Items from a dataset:
[Start of Attachment]

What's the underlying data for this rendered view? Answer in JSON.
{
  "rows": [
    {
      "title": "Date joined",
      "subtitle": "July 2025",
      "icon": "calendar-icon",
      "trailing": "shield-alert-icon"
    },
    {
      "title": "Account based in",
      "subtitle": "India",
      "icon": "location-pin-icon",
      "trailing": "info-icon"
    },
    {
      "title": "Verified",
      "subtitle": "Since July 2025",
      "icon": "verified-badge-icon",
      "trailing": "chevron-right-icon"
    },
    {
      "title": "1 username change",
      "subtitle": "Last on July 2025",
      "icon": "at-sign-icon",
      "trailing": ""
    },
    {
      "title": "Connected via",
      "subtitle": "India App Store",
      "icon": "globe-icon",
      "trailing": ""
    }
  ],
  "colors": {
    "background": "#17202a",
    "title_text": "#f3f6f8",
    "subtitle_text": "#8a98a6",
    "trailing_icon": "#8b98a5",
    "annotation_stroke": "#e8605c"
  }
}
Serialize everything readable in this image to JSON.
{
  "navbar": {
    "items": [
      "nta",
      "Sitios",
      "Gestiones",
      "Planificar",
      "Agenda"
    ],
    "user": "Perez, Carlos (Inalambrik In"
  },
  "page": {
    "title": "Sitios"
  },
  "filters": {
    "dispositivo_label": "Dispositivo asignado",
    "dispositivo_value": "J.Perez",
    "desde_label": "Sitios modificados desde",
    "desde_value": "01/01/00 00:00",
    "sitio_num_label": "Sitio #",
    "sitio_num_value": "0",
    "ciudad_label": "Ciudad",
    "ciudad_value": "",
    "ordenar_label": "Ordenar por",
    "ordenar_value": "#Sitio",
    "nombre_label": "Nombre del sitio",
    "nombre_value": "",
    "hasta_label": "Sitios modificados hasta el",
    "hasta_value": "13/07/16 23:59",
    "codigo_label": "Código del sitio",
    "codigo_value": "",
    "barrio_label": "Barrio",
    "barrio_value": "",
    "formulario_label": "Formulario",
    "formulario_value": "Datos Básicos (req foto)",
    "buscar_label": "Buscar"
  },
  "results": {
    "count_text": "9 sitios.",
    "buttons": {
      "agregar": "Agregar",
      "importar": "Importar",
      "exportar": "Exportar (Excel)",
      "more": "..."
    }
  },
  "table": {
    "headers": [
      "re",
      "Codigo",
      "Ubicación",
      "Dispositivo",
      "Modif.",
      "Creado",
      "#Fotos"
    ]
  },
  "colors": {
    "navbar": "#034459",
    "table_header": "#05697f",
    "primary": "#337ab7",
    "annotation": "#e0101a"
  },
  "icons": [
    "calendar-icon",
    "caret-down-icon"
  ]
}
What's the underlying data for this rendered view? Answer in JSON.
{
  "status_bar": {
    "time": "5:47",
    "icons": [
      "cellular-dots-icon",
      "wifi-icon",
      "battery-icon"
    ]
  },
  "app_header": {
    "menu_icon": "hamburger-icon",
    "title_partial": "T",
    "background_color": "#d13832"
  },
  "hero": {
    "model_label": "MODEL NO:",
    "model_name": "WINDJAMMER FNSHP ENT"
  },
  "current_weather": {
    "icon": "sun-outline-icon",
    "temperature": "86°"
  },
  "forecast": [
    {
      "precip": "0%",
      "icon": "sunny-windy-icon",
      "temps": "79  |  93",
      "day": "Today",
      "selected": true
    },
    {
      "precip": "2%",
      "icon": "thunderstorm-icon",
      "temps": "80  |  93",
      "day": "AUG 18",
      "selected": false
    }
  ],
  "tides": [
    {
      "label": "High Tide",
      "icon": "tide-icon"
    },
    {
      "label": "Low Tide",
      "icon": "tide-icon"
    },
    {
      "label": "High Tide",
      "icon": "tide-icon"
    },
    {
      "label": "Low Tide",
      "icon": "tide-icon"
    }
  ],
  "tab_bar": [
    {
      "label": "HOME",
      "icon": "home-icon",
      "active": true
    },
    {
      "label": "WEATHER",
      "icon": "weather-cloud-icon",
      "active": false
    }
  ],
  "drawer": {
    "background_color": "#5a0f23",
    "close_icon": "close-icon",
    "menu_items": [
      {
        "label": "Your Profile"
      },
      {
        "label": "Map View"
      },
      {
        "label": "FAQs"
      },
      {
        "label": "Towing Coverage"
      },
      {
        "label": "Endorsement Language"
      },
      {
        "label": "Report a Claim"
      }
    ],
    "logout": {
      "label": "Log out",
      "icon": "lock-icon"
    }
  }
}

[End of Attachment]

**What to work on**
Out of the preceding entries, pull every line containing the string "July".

**Expected answer**
      "subtitle": "July 2025",
      "subtitle": "Since July 2025",
      "subtitle": "Last on July 2025",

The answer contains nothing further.